Some endpoints use more than one method, some even use all 3. The idea being that it’ll “just work” and won’t need configuring. So when a user presses a digit it plays the tone (in-band), sends an RTP event (RFC4733/2833) and sends a SIP INFO message containing the pressed digit (RFC2976) all at once.

This can cause huge headaches if the switch it’s talking to can recognise more than one type of DTMF signalling it gets multiple inputs, causing jumping through IVRs and menus.

If only we had one universal standard…

See also:

RFC2976 / RFC6086 – SIP INFO

RFC2833 – RTP Events

RTP – More than you wanted to Know

RFC2833 – RTP Events

RFC2833 was designed to carry DTMF signalling, other tone signals and telephony events in RTP packets.

This was later superseded by RFC4733, but everyone still referrers to this protocol as RFC2833, so I will too.

RFC2833 a special RTP payload designed to carry DTMF signalling information, so it operates on the same source / destination ports as the RTP signal and you’ll see it mixed in there when viewing packet captures.

It uses RTP’s Synchronisation Source Identifiers to identify the stream, and uses the next RTP sequence numbers, so it relies on RTP to sort pretty much everything.

The RTP Event itself, contains an Event ID header (called “event” in the spec), End of Event flag, Reserved flag, Volume header and Event Duration header.

Event ID (event)

The Event header contains the event that is being conveyed. For DTMF this would be the numeral 8 (8) for DTMF Eight.

DTMF named events

End of Event

The End of Event (Referred to as E in the RFC) flag is set to 1 if the transmitted packet is the end of an RTP event.

This allows for a key press to span over multiple packets, with the end of the key-press (key release) denoted by this flag.

Reserved Flag

The reserved flag (R) is reserved for future use, and will just be set to 0.


This is only used for DTMF digits and denotes the volume of the tone in dB from 0 to -36 dBm0.

Event Duration

The event duration tag. When a DTMF keypress is split over multiple RTP Event packets, the first will start at 0 and then this will count up by the time incremented in the timestamp.

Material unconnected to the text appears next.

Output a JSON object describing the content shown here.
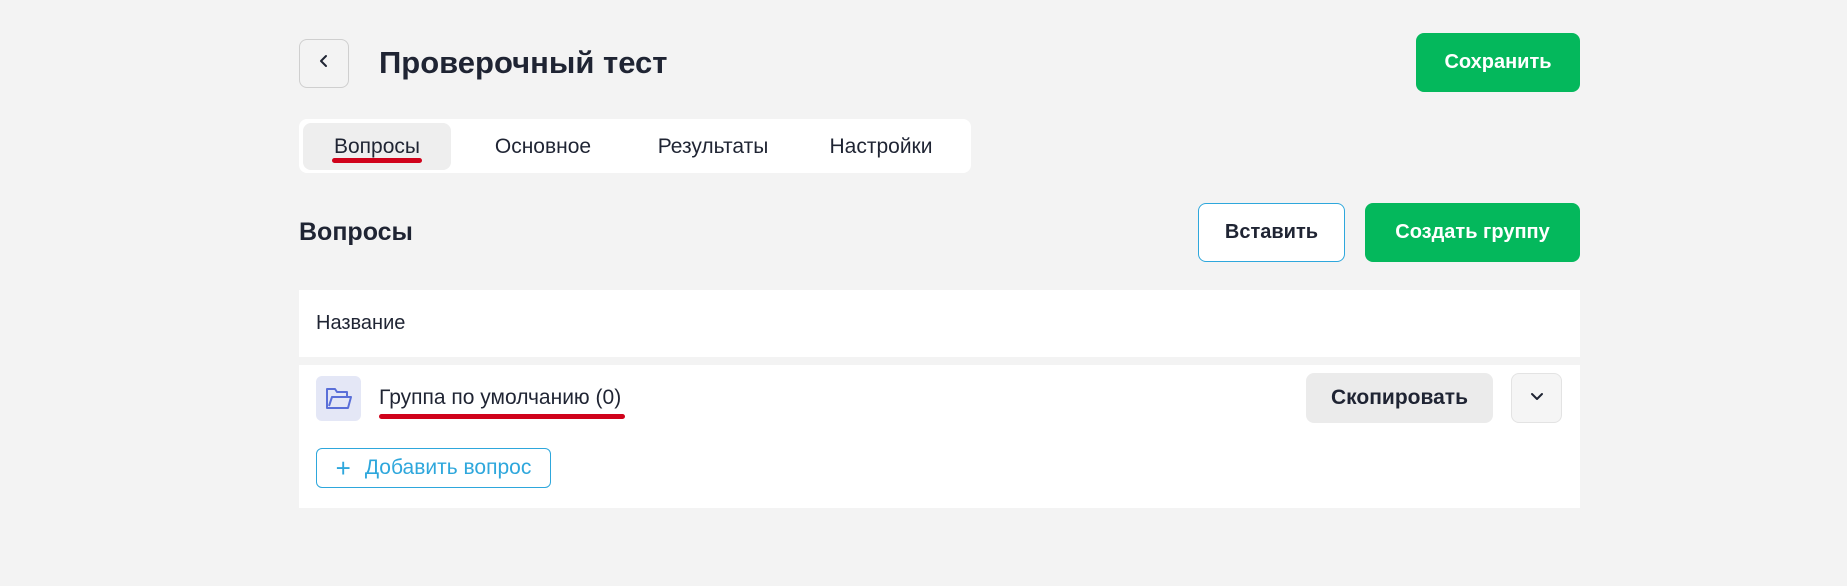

Analysing in Wireshark

By using the display filter “rtpevent” you can see all the RTP events for you call.

Each DTMF event will contain multiple packets, with the total number depending on how long the keypress is and packetization timers.

When they key is pressed by the user, an RTP event with a duration of 0 and the Event ID of the DTMF digit is sent.

For as long as the digit is held, subsequent packets with a totalled event duration will keep being sent,

Finally when the key is released an RTP Event with the “End of Event” header set to True will be sent to mark the end of the RTP Event.

See also:

DTMF over IP – SIP INFO, Inband & RTP Events

RFC2976 / RFC6086 – SIP INFO